━━━ Data to use ━━━

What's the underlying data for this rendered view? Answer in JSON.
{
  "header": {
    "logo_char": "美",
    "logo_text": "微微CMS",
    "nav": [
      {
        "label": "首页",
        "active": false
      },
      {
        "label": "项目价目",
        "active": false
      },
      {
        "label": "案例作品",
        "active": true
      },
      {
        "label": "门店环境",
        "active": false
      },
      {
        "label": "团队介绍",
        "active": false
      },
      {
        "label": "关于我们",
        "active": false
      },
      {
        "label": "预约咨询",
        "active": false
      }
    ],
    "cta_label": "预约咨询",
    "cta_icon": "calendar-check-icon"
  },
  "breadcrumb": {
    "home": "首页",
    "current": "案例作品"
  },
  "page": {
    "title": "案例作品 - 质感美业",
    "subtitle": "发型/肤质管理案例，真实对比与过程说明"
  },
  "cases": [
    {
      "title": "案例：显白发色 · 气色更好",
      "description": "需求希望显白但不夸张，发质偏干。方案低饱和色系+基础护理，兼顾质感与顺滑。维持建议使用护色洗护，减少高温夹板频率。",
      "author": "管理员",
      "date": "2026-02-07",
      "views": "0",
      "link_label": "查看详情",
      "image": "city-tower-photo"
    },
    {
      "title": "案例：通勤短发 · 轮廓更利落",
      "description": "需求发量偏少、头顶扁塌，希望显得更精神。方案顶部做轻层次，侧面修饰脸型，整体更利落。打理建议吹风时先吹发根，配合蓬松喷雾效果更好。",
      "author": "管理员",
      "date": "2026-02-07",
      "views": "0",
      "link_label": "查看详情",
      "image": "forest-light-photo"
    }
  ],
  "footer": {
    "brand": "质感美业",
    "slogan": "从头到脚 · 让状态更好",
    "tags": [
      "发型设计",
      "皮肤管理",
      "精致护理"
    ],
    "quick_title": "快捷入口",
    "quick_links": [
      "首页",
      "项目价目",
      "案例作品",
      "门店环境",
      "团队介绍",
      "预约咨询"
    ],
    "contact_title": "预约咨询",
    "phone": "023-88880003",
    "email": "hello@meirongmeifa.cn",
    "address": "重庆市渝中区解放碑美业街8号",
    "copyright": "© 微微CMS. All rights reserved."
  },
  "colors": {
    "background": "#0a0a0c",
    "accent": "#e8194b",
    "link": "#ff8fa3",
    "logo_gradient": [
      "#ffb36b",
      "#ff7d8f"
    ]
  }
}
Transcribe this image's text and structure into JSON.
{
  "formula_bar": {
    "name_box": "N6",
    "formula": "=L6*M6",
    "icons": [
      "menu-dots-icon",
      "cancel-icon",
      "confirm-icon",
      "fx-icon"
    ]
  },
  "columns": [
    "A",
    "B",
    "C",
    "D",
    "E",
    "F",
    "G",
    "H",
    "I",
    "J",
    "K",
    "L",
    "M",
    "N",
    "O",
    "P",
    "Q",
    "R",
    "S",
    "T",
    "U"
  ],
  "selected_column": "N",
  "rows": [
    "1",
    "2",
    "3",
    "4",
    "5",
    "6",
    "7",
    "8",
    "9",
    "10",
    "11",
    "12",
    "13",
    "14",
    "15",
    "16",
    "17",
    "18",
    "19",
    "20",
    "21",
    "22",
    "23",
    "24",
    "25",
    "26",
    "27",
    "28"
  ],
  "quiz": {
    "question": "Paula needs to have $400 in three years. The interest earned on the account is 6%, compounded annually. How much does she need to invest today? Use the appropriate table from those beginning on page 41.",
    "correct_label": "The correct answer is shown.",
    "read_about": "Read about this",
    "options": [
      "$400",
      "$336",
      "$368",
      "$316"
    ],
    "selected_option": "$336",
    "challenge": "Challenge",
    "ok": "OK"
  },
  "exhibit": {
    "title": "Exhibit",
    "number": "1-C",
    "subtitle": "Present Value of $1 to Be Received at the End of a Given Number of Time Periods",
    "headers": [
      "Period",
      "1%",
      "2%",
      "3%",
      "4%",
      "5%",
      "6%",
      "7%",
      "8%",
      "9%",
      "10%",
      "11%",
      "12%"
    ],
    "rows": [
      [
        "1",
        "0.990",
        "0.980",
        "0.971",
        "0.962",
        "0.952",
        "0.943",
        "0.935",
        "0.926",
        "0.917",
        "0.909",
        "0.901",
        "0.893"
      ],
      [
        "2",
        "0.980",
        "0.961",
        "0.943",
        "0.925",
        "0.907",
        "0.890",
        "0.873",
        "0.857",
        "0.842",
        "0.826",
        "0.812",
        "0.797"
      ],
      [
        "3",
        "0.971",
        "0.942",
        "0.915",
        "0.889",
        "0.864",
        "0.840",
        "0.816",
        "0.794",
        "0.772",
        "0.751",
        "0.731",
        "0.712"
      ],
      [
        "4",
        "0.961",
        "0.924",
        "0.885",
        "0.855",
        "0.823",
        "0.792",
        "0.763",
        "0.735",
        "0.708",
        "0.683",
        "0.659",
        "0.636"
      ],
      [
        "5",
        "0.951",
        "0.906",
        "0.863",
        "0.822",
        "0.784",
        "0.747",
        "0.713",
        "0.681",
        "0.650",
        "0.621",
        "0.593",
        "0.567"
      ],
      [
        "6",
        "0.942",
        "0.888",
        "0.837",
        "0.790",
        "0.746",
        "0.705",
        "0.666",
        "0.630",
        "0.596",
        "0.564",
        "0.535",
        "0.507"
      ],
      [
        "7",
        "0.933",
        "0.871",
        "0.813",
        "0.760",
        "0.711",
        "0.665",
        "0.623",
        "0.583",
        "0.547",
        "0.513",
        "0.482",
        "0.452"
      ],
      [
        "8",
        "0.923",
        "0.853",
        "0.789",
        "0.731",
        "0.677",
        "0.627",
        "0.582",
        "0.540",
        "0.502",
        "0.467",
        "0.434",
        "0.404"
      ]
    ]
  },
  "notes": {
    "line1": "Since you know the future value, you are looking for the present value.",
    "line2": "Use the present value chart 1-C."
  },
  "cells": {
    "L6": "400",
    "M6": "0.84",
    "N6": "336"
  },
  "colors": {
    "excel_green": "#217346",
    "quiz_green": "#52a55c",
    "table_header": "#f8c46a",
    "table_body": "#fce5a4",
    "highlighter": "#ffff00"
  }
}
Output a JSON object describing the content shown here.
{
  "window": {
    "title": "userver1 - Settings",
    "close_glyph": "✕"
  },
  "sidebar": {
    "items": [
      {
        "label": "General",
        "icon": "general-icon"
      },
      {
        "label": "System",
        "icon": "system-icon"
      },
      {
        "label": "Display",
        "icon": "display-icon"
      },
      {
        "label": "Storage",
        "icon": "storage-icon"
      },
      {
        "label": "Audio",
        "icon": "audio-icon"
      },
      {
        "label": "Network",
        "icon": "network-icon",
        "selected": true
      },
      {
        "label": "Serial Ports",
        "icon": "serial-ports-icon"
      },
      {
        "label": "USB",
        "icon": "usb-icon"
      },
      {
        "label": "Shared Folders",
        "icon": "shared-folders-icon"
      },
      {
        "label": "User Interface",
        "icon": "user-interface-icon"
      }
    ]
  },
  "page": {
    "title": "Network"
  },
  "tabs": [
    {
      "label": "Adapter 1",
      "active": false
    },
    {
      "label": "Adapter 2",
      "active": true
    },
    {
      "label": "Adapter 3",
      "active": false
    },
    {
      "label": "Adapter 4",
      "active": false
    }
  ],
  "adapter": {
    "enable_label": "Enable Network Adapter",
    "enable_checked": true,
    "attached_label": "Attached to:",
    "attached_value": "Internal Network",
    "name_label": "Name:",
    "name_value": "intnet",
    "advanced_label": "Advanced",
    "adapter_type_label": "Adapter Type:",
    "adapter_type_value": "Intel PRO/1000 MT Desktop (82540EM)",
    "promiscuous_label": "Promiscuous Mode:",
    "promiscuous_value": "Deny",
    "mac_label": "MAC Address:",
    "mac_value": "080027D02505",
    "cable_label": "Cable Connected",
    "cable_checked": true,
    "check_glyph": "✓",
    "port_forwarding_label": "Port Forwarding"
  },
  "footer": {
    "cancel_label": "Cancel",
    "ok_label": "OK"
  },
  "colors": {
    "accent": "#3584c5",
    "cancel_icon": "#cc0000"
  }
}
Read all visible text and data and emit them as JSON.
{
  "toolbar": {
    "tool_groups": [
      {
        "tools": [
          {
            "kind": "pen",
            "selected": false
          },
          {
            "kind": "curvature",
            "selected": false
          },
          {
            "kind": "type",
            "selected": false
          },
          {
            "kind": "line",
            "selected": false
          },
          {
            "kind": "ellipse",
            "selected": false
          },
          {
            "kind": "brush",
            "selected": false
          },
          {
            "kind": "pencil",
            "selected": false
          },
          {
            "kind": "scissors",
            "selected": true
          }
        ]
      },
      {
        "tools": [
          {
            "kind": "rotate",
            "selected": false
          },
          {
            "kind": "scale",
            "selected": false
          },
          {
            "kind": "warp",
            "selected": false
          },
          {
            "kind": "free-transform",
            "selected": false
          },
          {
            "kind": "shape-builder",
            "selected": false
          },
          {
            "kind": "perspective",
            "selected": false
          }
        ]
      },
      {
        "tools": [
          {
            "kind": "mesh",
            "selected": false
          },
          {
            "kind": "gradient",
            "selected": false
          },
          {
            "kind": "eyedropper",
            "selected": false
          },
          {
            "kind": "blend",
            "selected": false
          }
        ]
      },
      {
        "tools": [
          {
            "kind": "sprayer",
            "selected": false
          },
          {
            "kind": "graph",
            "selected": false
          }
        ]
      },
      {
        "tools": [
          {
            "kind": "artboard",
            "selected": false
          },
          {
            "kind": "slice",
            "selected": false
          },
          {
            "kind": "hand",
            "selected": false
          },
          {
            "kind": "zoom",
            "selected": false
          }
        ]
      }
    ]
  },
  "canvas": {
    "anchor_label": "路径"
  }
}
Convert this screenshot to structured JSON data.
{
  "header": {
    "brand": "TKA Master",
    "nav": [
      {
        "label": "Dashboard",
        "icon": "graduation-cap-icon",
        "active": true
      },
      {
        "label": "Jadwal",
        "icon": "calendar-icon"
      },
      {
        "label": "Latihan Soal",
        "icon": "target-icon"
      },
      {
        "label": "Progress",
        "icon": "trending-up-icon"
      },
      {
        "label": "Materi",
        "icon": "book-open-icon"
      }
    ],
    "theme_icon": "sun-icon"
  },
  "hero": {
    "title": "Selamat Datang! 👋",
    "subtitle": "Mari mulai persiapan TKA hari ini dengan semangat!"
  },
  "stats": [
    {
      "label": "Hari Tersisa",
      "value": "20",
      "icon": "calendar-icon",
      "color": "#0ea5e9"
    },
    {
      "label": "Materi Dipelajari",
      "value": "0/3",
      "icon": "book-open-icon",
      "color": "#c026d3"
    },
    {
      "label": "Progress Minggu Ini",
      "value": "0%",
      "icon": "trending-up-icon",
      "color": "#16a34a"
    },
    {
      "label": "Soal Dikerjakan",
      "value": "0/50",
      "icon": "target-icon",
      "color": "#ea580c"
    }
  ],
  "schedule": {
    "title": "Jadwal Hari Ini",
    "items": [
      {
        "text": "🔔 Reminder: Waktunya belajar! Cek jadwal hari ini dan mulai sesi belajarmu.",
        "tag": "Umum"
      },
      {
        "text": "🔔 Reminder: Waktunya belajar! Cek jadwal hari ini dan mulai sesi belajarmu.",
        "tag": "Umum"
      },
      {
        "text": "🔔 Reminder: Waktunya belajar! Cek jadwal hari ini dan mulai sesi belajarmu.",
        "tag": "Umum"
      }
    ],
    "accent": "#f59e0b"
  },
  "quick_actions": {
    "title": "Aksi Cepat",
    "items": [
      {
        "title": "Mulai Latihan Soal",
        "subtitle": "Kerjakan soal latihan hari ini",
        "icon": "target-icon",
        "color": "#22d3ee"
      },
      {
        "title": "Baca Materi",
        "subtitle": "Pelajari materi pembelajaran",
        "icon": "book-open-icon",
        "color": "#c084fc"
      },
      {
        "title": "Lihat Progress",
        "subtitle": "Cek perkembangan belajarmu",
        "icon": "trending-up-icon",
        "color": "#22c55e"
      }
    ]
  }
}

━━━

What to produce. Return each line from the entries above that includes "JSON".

Task response.
What's the underlying data for this rendered view? Answer in JSON.
Transcribe this image's text and structure into JSON.
Output a JSON object describing the content shown here.
Read all visible text and data and emit them as JSON.
Convert this screenshot to structured JSON data.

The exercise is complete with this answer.